- Prioritization: We rarely take the time to audit our team’s tasks and shift our responsibilities to align with what’s most needed. When your team has a clear purpose, they can use it to define what shouldn't be on their plate—or what new tasks they need to take on.
- Stability: There is a lot of stress and uncertainty in the workplace right now, and your teammates may be feeling unsure about what the future holds. Giving your team a clear purpose can help ease anxieties and chart their next steps. And having an external goal to focus on can give your team a greater sense of meaning.
- Resilience: A clear and motivating purpose helps bolster personal and team resilience—something health care workers need now more than ever. Clearly defining what is within your team's control moment-to-moment can boost feelings of self-efficacy and give your team the energy they need to keep going.
- Innovation: When you create clarity around your team's responsibilities and available resources, team members can focus their attention on what they do know, rather than working in uncertainty. And once you provide clarity around team goals, you’ll create a space where innovation can happen.
How to define your team's purpose—and use it in practice
At its core, purpose defines who the team serves and the value it creates for them. A purpose differs from a mission or vision statement because it focuses on how the team can serve others, rather than what the team wants to do or achieve.
Here are three ways you can use purpose to re-engage your team:
1. Prioritize input from key stakeholders when defining your purpose
When defining your purpose, it's important to have an understanding of what your organization needs most from your team right now.
To determine who you'll need input from, leaders can start by asking their team the following questions:
- What does our team do now? Align on a shared definition of your team's current responsibilities.
- Who do we serve, both internally and externally? Be clear about who you need to lock arms with and which partnerships your team will need to move forward. These will be the key stakeholders you'll want to reach out to.
- How do we contribute to our organization's purpose?

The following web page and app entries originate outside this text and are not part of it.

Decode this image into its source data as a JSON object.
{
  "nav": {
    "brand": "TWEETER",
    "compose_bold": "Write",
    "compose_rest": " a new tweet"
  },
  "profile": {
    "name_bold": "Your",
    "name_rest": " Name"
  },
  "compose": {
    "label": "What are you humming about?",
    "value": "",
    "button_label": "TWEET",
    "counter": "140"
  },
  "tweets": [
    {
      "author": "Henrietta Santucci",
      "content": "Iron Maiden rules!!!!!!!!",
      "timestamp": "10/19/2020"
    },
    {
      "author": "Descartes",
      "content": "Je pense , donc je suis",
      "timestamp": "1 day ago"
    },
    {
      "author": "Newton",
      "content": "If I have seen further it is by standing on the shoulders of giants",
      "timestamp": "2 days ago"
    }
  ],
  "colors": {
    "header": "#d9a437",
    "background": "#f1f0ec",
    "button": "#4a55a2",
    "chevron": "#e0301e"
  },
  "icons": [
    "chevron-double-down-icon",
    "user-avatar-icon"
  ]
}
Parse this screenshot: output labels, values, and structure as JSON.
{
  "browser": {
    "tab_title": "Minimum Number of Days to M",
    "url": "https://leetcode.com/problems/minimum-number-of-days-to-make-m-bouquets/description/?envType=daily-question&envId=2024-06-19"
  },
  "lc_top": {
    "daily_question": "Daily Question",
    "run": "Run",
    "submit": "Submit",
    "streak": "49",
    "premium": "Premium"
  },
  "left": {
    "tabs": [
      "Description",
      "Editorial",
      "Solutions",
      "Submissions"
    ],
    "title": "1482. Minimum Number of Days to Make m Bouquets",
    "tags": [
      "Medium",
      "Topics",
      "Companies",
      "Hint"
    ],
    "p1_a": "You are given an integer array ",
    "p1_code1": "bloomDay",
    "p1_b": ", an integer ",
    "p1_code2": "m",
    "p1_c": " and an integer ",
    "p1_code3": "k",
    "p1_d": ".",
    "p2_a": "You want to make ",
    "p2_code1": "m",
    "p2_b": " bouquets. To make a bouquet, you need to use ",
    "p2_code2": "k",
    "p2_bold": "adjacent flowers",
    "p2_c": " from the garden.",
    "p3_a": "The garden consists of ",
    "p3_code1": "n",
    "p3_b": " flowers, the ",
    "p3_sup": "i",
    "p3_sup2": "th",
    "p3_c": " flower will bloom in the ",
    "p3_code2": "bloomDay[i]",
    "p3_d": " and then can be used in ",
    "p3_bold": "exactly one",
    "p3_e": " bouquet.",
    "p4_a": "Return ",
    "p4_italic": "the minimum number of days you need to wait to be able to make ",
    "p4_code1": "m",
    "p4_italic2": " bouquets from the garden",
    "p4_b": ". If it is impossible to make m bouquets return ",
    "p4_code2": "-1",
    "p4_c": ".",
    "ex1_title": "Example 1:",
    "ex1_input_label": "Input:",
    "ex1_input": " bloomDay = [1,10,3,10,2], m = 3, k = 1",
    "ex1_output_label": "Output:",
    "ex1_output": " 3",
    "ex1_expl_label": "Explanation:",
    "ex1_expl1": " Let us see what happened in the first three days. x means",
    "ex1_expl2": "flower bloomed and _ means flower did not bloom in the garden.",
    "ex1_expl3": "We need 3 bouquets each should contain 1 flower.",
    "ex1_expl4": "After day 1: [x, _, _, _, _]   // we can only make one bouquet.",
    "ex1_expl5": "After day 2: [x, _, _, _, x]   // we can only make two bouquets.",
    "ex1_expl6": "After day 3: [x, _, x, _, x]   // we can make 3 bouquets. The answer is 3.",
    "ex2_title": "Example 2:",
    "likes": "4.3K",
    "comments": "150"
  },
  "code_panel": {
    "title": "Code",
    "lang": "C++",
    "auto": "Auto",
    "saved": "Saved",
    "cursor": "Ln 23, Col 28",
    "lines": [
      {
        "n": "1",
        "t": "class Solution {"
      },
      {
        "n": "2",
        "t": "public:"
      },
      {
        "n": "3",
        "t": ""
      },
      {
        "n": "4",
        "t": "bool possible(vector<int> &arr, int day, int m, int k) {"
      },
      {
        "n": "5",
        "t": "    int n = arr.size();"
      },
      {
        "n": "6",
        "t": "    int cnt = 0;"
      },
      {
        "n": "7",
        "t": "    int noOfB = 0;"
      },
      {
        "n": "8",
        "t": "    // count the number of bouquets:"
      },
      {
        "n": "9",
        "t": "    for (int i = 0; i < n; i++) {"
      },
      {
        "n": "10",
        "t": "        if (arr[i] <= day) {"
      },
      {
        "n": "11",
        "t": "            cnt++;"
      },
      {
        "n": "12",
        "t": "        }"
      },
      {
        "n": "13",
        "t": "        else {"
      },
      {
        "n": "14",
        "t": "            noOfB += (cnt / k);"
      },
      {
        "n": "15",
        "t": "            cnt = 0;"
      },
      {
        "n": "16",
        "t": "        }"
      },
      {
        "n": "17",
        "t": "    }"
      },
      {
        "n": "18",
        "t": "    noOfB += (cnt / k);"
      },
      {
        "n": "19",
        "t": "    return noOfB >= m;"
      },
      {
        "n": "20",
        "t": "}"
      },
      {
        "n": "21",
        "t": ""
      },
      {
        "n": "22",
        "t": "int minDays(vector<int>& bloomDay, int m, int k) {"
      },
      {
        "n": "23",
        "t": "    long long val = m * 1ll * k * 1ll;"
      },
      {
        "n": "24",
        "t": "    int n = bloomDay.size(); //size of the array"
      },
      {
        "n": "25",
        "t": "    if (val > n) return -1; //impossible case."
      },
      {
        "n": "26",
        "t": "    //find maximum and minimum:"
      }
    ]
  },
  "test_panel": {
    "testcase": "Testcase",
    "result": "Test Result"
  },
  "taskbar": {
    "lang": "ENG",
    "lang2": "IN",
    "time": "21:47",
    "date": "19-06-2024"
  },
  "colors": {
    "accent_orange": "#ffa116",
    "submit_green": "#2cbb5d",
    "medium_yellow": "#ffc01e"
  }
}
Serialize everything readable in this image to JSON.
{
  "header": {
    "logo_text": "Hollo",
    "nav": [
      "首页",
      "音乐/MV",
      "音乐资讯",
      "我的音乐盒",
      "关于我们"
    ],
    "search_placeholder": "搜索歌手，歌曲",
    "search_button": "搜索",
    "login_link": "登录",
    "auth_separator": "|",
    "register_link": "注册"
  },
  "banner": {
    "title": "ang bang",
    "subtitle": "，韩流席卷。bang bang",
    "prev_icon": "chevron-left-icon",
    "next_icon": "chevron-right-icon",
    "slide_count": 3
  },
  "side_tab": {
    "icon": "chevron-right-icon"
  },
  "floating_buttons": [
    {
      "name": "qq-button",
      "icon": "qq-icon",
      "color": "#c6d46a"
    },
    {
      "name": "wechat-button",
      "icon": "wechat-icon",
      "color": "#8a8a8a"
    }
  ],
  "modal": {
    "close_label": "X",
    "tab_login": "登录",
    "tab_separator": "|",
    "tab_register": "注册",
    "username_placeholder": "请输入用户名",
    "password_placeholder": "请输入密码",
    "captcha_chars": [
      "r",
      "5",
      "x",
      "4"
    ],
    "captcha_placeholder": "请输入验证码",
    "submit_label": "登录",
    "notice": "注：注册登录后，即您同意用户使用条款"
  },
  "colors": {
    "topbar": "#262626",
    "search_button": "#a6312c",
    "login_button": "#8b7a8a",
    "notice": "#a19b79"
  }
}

This will help you determine if there are other non-traditional stakeholders you should touch base with.
Once you have a clear idea of who your key stakeholders are, ask them the following questions to isolate the impact of your product or service and the tasks they need your team to excel at:
- What do you appreciate about what we deliver?
- What do you find difficult and want us to do differently?
As you review their feedback, it might be helpful to ask your team the question, "What would the organization miss out on if we weren't here?" This information should be the core of your team's purpose. There's no perfect formula—focus on capturing your team's impact and value you create for others.
2. Ensure your team is focused on tasks that align with their purpose
Effective leaders remind their team of their purpose by keeping it visible and using as a tool to assess the tasks their team should focus on. To keep purpose front of mind, we suggest starting important meetings by restating the purpose or posting the statement in a location where it's easily seen. If there are certain members on your team who have trouble adhering to your new purpose statement, have a conversation with them to better understand why they may be having difficulty letting go of a responsibility or task.
Similarly, when your team is asked to take on a new responsibility, ask, "Does this task align with our purpose statement?" If not, check back in with the stakeholders you solicited input from to make sure everyone in the organization is aligned around the scope of your responsibilities and whether they should change.
3. Iterate on your purpose over time
Your purpose isn't permanent, and it should change as your stakeholders' needs do. It might be time to shift your purpose if your team is having difficulty getting initiatives off the ground—this indicates your team may not be adding value to your stakeholders.
It can also be helpful—perhaps now more than ever—to periodically check in with key stakeholders to see if their priorities have changed. Here are some questions you can ask to assess if your purpose still matches their needs:
- How are you feeling about the value my team is creating for you and your team?
- Are you getting what you need?
- How could we be delivering even more value to you?
As organizational priorities change, check in with your team to ask, "How are we contributing to the organization's overall purpose?" Covid-19 is a marathon, not a sprint, so it’s likely that your team’s purpose will evolve over time. Nonetheless, taking the time to align everyone around a shared goal will re-engage your team as we navigate the uncertain months ahead.